It is important to note that the people Jay describes are a distinct entity from any other people on the earth and from this shows how the people of a nation cannot simply be replaced. Much like the ground they inhabit, they are their own group which can be easily distinguished by all reasonable men from another group. They have their own traditions and way of life, which may resemble another’s in some ways, but ultimately is their own. This does not mean that no one can join this group. It does mean, however, that in order to join a distinct group one would have to adopt their culture in many ways. A person cannot simultaneously join a distinct group of people while distinguishing himself. That is not to say that everyone will act completely uniform, but individuals will all share certain essential characteristics and beliefs.
These beliefs are perhaps the most important part of the culture. They are the animating principles by which their society is conducted. Jay calls these the “principles of government,” and it is imperative that a majority of people agree upon these principles. For the Americans, the Revolutionary War, which constitutes an essential part of their common history, was fought in order to defend these principles of government. These principles of government are best expressed by the Declaration of Independence in its wonderful opening. This is the foundation of the government of America upon which most Americans could agree. These animating principles were used to form the law known as the Northwest Ordinance, which guaranteed many of the rights Americans cherish. These principles also include representative government, security in persons and property, and abolition of slavery. These principles allowed, despite the fights over policy, a sense of unity and togetherness.
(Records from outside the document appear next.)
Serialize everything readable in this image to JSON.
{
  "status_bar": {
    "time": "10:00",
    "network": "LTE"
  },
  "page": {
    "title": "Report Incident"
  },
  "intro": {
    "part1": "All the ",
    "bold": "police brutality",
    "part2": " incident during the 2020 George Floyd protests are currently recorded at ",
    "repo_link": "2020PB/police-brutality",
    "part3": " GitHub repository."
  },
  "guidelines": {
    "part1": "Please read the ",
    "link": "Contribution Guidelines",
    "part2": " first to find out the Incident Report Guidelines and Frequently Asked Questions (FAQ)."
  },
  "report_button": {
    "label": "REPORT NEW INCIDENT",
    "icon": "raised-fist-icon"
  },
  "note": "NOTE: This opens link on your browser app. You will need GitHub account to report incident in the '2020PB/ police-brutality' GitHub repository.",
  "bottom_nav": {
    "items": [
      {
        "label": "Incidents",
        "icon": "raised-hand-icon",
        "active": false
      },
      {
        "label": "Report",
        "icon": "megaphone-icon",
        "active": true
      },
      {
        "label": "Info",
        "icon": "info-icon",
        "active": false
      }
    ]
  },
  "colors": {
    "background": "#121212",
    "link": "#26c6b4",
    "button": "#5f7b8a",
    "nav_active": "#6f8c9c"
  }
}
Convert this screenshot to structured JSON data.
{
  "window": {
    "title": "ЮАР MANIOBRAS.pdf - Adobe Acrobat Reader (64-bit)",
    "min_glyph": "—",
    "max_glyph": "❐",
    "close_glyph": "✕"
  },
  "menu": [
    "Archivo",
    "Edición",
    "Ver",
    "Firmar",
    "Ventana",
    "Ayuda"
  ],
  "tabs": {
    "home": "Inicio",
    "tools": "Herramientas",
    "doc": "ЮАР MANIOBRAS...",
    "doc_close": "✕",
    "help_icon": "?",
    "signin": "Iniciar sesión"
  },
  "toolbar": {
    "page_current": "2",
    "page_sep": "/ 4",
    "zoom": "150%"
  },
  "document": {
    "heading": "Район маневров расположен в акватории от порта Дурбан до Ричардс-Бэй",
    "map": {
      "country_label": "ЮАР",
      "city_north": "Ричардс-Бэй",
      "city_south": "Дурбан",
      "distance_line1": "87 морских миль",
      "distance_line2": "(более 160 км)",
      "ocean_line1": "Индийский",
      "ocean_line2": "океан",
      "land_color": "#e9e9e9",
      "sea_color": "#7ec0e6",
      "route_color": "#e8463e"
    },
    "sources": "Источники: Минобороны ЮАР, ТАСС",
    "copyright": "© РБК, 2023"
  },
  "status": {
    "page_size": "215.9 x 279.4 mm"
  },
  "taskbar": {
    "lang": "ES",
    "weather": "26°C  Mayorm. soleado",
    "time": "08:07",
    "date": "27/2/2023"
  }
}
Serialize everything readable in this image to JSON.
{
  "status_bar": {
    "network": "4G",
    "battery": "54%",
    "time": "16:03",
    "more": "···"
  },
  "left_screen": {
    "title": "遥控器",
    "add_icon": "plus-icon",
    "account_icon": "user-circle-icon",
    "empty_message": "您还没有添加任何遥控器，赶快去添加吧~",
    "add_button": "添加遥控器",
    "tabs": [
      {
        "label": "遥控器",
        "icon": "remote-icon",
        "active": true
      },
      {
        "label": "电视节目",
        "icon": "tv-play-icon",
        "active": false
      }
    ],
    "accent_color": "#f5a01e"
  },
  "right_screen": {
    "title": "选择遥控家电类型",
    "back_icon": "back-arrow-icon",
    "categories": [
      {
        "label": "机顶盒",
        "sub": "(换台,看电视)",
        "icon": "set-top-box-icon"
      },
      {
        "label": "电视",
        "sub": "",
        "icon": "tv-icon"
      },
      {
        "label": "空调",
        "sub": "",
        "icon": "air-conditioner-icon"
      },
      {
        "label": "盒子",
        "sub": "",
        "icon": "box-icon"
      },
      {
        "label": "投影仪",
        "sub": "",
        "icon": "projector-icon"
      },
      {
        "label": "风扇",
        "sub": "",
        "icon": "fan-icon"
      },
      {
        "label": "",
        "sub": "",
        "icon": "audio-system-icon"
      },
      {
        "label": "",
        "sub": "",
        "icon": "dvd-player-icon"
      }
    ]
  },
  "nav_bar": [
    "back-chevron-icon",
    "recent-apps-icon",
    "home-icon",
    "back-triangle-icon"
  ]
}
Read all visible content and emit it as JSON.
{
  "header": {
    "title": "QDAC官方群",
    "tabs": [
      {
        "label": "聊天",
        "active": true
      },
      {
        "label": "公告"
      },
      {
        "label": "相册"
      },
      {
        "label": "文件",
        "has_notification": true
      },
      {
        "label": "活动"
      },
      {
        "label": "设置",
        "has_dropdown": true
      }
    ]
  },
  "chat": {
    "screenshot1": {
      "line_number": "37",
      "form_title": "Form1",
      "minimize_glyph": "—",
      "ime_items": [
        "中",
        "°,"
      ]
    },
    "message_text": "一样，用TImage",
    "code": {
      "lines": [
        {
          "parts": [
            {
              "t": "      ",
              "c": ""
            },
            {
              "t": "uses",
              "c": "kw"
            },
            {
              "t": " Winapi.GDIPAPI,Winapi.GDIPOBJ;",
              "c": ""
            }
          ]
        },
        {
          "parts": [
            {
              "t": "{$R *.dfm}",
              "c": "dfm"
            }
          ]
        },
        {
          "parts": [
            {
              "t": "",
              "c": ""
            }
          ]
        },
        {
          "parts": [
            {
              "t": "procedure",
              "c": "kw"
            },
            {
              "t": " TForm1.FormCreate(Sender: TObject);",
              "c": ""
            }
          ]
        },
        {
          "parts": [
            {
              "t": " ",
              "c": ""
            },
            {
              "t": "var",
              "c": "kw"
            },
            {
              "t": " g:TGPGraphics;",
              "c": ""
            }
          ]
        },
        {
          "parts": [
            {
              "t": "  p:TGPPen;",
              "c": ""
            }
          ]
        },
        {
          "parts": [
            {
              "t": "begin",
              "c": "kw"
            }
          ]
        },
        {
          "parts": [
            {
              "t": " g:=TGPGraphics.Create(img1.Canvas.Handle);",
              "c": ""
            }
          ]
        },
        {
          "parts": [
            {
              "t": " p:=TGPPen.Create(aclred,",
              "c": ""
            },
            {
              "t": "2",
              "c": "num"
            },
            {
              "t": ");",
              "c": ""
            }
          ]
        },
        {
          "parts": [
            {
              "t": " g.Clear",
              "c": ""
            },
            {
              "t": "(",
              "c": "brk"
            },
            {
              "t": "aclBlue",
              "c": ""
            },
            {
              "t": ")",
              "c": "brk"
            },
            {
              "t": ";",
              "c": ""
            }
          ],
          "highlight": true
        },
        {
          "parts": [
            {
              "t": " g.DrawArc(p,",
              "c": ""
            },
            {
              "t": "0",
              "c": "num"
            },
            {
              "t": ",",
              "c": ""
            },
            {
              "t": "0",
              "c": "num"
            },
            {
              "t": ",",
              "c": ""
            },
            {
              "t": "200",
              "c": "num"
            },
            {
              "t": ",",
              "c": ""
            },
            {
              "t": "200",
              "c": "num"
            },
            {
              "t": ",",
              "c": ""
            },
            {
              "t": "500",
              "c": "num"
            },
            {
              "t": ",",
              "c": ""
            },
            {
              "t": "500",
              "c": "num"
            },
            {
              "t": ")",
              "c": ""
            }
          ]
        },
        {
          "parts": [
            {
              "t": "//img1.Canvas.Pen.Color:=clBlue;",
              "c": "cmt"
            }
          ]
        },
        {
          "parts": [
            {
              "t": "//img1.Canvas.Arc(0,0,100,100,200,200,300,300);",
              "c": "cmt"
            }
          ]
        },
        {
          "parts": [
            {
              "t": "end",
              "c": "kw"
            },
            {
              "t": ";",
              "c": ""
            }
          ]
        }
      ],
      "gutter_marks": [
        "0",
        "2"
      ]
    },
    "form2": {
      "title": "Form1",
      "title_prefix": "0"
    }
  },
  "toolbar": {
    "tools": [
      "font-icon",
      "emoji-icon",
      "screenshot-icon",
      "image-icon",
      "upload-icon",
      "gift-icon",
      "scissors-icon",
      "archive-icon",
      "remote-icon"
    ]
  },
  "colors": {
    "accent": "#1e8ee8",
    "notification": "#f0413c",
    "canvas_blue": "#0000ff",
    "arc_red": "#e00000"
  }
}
The clearest of these animating principles is justice. In many ways it is the animating force behind political society. As James Madison explains in Federalist 51, “Justice is the end of government. It is the end of civil society.” He continues to explain that society will continually pursue justice until it is achieved or liberty is lost. The words of Madison illustrate the immense power a nation’s view of justice holds. It gives a society direction and serves as the basis for all laws in that society. Thus, when a society no longer possesses a common view of justice it inevitably splits into faction. Society is pulled in two separate directions and eventually something has to give. As Jesus explains, “If a kingdom is divided against itself, that kingdom cannot stand.” The integral part of unified society is an agreement on the meaning of justice.
It is clear that a nation is a complex entity. It has characteristics that are both physical and some that are spiritual in nature. Each of its parts is essential to the wellbeing of a nation and as such must be protected. An invasion in one area is an attack on the whole, and should one fall it is not long before the whole nation ceases to exist and something new has arisen in its place.
This article has been republished with permission from The Imaginative Conservative.
Flickr-The White House, public domain
Samuel Stone is pursuing his masters at St. John's College and graduated from Hillsdale College with a degree in Politics. His essays have been published by American Discourse.